Though obvious that foreign brands of rice are better packaged and enjoyed among Nigerians as compared to local rice, the reasons could presumably be attributed to limited technology in its production and ironically; its high quality processing, in the sense that; it is not over parboiled as compared to foreign rice. This makes it retain more nutrients after production, and explains why its colour is not as bright as that of foreign brands when compared.

From findings, a bag of Mama’s Pride rice (as earlier believed, before the twist that followed), is sold at the rate of N15,500 and half bag for N7,800 in Daleko Market. This is against the prices for a bag of Caprice and Tomatoes Rice which goes for N13,900 and N13,700 respectively, and their half bags are sold for N6,950 and N6,850 apiece.

Mama’s Pride rice is Nigeria-Made rice sold in Daleko Market, along with other foreign brands. It is made by Olam Nigeria Limited. From subsequent findings, it was revealed that no Nigerian rice has been brought to or sold in Daleko Market for some months ago or currently selling in Daleko Market at the moment.

However, there seems to be some set of shady dealers who derive delights in misleading and exploiting the unsuspecting public in the market by packaging mixtures of other brands of rice into the bag of Mama’s Pride.
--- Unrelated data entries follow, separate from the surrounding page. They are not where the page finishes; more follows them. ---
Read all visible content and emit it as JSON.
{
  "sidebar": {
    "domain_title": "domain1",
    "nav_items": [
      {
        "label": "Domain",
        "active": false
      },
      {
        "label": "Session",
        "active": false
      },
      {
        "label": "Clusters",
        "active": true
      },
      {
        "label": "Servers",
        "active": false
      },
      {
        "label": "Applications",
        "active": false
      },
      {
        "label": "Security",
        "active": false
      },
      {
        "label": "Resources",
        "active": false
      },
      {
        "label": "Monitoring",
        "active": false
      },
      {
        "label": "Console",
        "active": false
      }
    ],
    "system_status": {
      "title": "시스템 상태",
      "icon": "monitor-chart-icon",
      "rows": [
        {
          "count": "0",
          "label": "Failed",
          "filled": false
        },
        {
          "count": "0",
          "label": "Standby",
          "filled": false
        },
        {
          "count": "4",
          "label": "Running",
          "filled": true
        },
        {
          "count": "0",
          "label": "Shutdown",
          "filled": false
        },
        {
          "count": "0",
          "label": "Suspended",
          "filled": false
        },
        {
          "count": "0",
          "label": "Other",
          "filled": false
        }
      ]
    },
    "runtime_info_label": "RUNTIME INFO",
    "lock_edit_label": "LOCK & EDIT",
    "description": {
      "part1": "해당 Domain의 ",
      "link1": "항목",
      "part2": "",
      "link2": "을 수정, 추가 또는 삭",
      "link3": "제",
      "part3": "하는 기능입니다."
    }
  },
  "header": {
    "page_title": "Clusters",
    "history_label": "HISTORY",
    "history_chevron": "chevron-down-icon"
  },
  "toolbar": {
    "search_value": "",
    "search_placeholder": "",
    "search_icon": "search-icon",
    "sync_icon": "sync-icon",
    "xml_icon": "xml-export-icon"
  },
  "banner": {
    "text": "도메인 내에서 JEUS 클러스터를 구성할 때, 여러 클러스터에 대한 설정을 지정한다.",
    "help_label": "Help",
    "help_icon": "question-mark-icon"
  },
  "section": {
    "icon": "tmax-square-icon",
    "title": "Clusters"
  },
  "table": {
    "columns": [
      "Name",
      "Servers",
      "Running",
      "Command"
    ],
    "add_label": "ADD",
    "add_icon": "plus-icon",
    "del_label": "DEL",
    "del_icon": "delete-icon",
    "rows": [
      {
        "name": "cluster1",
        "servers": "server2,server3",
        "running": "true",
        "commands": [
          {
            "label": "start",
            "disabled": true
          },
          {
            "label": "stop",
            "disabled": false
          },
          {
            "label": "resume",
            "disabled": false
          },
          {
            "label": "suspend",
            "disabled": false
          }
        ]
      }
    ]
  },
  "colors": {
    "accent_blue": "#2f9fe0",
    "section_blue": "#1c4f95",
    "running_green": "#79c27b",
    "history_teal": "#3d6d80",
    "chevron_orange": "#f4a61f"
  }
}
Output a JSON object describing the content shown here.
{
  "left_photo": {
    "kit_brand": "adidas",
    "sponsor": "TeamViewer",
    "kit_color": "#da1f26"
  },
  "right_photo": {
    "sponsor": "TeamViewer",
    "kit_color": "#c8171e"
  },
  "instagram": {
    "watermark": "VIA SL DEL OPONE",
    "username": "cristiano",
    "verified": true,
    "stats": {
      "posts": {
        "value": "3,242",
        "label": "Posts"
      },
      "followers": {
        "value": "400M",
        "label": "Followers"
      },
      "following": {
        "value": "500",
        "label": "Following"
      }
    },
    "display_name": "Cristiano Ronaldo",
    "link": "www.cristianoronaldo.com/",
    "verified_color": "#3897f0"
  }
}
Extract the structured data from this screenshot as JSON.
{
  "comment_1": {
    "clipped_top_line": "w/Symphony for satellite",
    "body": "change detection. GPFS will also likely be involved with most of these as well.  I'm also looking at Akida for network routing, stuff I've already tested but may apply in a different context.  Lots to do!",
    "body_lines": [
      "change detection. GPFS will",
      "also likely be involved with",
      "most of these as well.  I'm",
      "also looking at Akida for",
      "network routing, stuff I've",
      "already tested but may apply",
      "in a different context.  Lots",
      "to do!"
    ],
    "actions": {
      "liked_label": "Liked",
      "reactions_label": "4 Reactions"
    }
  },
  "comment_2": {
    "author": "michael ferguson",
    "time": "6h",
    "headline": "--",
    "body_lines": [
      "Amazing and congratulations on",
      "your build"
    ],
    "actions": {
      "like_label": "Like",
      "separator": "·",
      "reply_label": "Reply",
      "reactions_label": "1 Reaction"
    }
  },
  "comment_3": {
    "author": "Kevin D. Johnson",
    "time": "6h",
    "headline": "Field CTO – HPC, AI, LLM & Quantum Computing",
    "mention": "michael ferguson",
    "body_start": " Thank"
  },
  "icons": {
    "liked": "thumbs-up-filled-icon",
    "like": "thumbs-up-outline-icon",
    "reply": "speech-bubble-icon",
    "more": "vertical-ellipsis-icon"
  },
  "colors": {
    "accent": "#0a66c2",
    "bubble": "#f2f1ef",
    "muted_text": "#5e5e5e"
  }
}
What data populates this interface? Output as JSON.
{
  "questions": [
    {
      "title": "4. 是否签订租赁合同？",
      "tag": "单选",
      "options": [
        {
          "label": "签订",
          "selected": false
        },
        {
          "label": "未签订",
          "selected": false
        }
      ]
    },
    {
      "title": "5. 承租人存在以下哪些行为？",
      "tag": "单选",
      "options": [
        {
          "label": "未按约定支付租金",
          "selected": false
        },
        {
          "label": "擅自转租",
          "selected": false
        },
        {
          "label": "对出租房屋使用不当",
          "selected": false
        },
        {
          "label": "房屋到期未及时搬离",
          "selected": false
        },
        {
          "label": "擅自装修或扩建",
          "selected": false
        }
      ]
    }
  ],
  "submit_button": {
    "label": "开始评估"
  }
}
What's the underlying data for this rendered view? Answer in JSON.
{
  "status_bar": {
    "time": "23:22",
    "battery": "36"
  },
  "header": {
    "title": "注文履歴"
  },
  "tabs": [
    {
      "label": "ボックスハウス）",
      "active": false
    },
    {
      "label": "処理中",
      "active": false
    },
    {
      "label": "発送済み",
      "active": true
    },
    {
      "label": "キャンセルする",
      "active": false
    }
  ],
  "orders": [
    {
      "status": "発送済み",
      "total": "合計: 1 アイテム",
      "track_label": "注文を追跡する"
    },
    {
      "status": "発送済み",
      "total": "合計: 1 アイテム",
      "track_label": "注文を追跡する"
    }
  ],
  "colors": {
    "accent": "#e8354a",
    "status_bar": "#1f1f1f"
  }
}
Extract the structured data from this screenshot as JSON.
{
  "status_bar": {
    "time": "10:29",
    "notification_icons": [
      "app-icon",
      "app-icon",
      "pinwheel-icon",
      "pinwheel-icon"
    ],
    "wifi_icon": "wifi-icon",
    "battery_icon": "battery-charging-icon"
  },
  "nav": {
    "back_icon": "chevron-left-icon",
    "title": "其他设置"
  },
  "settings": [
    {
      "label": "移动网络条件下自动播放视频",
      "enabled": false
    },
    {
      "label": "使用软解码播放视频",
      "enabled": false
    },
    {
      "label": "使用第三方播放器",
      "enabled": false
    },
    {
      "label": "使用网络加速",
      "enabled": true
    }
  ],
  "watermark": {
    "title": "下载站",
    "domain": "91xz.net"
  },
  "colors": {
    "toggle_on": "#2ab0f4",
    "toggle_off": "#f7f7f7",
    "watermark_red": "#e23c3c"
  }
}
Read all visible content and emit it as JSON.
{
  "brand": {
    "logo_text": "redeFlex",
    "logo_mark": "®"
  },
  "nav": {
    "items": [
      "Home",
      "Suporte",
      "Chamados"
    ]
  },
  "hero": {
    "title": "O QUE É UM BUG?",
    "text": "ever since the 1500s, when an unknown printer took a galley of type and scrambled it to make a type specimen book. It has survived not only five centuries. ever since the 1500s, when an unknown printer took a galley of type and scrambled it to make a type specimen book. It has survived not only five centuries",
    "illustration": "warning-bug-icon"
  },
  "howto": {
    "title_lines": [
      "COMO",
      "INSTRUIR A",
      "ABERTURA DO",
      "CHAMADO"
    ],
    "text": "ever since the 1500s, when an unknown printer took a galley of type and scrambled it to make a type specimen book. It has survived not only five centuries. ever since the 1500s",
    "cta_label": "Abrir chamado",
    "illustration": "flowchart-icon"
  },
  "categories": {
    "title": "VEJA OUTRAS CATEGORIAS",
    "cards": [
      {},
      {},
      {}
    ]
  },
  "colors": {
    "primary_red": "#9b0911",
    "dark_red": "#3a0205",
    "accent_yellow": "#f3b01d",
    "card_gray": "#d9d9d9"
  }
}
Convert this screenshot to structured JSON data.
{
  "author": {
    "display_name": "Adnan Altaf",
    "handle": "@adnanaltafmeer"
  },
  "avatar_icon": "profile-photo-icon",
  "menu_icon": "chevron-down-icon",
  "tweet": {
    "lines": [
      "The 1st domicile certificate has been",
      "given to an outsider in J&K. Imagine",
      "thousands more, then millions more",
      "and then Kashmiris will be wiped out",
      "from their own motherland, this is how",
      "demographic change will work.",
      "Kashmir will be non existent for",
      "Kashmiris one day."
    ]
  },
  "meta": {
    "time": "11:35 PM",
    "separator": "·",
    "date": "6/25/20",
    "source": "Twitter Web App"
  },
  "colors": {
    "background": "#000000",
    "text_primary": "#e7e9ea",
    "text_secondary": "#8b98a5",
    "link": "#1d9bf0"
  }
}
Thereby, sending a wrong impression that the product is too expensive in the market and perhaps the most expensive of all brands of rice.


Speaking with THISDAY, another rice dealer by name Christian, said that “there is no Nigerian product available in this market for some months now. What people see outside with some dealers or probably retailers at the first line of shops in Daleko Market are not Nigerian rice. They just mixed different types of rice together and put it inside Nigerian-made brands and sell to customers. They even do same for Caprice and Tomatoes and sell it cheaper to unsuspecting members of the public. The most expensive brand of rice in the market now is Special Rice from Thailand sold for N14,500. And it is not the same as the Special Rice that we used to have long ago that is made in Brazil, because that one is no longer in existence.”

He concluded by saying that “to know an original rice that wasn’t mixed or re-baged, just look at the threads that they seal the bag with (showed THISDAY the original way of sealing bag), if it is not like this, know that it has been tampered with, and don’t buy it. I can take you to where they sell empty bags of these different products that are not in the market again and others that are still in the market; look at that other shop; do you see those empty bags they covered with nylon? (Shows THISDAY) That’s one of the places they buy from.”

The President of Nigeria, Buhari, had on his New Year Day’s speech promised to stop the importation of foreign rice this year, and make available on Nigerians dishes, fresher and more nutritious local rice. In his words, “…Two years ago I appealed to people to go back to the land. I am highly gratified that agriculture has picked up, contributing to the government’s effort to re-structure the economy. Rice imports will stop this year. Local rice, fresher and more nutritious will be on our dishes from now on.” But it’s an Irony that the rice is not available in the popular Daleko rice market, thereby giving some unscrupulous dealers an edge in exploiting uninformed public.

Christian’s testimony may not be too much of a surprise to those used to the intricacies and mendacious nature of some rice dealers who seek illegal profit from the business at all cost; even at the expense and detriment of the well-being of the public. And though, it has overtime become a norm in the rice business; it is proper to say at this juncture that, it is a puzzle that authorities concerned must unravel and stop it as causes the country not just an uncelebrated image, but poses as threat to the health and financial well-being of the people.

And while Nigerians are happy over the fact that we now produce high quality and nutritious indigenous rice, it is obvious that the price of the commodity still remains a scare and an issue of concern to Nigerians, as they hope it could be made further affordable or even subsidised, so it can compete effectively when compared with foreign rice, and more Nigerians can begin to embrace it in the same way they have embraced foreign rice, if not better.